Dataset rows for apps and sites
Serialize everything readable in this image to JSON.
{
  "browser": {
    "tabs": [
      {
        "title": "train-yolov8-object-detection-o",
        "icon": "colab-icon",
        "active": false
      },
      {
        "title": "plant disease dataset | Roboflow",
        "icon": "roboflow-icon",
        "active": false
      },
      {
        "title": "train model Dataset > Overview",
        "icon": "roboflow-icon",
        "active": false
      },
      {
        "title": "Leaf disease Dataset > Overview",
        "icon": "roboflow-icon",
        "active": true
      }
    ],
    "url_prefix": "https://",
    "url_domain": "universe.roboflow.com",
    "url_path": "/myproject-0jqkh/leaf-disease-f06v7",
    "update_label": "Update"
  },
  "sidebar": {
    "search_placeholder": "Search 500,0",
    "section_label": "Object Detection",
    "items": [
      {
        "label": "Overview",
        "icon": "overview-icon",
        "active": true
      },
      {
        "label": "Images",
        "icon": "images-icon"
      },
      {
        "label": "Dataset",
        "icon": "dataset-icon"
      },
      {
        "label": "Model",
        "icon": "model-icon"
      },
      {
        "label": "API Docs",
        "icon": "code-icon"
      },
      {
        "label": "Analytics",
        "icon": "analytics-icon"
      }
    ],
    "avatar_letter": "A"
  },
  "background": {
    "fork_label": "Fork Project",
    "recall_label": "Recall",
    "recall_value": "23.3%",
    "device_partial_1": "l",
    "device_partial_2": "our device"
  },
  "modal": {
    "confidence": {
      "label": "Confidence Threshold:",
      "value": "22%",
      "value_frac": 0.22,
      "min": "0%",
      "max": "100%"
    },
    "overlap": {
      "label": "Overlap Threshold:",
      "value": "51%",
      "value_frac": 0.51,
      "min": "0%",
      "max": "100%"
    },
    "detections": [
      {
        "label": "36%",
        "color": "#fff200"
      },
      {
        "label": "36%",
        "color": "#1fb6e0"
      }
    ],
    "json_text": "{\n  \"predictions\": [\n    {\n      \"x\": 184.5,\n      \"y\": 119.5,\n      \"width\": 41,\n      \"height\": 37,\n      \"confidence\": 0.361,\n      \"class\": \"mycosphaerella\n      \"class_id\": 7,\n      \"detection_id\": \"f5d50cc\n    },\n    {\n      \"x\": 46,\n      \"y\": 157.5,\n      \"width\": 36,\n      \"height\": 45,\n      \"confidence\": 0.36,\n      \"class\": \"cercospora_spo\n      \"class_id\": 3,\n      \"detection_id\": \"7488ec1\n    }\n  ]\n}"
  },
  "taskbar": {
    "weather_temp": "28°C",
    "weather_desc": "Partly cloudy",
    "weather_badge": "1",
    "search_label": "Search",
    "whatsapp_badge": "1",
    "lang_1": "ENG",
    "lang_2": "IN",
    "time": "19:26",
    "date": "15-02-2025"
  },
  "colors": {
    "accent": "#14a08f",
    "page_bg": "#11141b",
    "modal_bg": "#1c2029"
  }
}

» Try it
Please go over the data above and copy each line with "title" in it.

» Exercise solution
        "title": "train-yolov8-object-detection-o",
        "title": "plant disease dataset | Roboflow",
        "title": "train model Dataset > Overview",
        "title": "Leaf disease Dataset > Overview",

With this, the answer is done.